• What the exercise asks:
Show every line from the entries that follow which holds the word "watermark".

[Element data from apps and pages]
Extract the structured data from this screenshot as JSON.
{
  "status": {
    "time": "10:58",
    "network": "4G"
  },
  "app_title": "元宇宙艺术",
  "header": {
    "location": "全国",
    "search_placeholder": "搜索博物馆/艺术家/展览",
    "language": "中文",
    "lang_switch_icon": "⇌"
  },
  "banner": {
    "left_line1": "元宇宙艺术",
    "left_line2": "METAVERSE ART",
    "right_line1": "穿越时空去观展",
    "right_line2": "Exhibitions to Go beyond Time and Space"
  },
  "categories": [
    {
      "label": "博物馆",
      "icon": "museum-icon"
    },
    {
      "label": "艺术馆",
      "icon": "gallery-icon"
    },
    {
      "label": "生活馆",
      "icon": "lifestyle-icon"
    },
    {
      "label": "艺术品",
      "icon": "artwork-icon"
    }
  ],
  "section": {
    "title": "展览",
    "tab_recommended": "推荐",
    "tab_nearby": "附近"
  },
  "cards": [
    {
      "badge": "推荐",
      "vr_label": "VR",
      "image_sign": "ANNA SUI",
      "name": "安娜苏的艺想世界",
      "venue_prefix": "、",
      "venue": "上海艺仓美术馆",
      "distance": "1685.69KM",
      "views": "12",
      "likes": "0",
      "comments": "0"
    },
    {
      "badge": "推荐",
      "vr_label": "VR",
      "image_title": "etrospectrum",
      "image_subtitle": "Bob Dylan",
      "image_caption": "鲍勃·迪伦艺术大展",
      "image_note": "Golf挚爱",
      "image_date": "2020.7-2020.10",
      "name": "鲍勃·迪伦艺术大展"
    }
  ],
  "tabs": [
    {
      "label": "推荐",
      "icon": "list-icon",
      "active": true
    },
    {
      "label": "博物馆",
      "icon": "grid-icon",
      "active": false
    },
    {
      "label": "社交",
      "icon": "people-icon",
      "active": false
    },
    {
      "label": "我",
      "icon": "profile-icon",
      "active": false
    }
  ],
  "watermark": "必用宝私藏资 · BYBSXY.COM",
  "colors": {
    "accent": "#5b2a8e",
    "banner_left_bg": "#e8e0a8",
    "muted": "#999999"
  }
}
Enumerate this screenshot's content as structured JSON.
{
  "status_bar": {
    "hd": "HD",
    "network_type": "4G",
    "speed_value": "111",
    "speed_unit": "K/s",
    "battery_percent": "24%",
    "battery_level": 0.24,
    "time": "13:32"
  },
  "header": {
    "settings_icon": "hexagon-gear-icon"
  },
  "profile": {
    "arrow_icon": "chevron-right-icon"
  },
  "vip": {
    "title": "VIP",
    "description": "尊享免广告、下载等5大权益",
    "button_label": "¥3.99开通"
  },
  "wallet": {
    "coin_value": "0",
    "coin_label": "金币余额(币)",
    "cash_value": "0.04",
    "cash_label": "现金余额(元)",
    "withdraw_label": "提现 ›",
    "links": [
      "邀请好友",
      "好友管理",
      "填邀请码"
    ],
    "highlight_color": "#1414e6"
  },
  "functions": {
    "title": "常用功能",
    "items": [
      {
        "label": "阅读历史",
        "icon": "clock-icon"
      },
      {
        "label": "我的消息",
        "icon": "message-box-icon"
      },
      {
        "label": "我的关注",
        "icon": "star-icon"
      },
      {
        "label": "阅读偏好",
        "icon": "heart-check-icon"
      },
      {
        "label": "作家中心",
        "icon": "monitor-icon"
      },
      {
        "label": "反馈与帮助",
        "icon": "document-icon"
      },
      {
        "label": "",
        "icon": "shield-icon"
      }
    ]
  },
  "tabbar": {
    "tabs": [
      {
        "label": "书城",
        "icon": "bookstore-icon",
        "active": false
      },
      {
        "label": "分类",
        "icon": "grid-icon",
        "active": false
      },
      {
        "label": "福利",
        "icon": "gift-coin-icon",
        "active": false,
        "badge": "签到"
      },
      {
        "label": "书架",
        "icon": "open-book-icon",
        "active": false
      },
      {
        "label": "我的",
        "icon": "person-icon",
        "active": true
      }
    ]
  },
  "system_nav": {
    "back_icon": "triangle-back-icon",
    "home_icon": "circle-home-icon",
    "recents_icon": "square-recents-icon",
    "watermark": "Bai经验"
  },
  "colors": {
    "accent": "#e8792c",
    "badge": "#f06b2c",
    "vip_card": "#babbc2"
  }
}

• Exercise answer:
  "watermark": "必用宝私藏资 · BYBSXY.COM",
    "watermark": "Bai经验"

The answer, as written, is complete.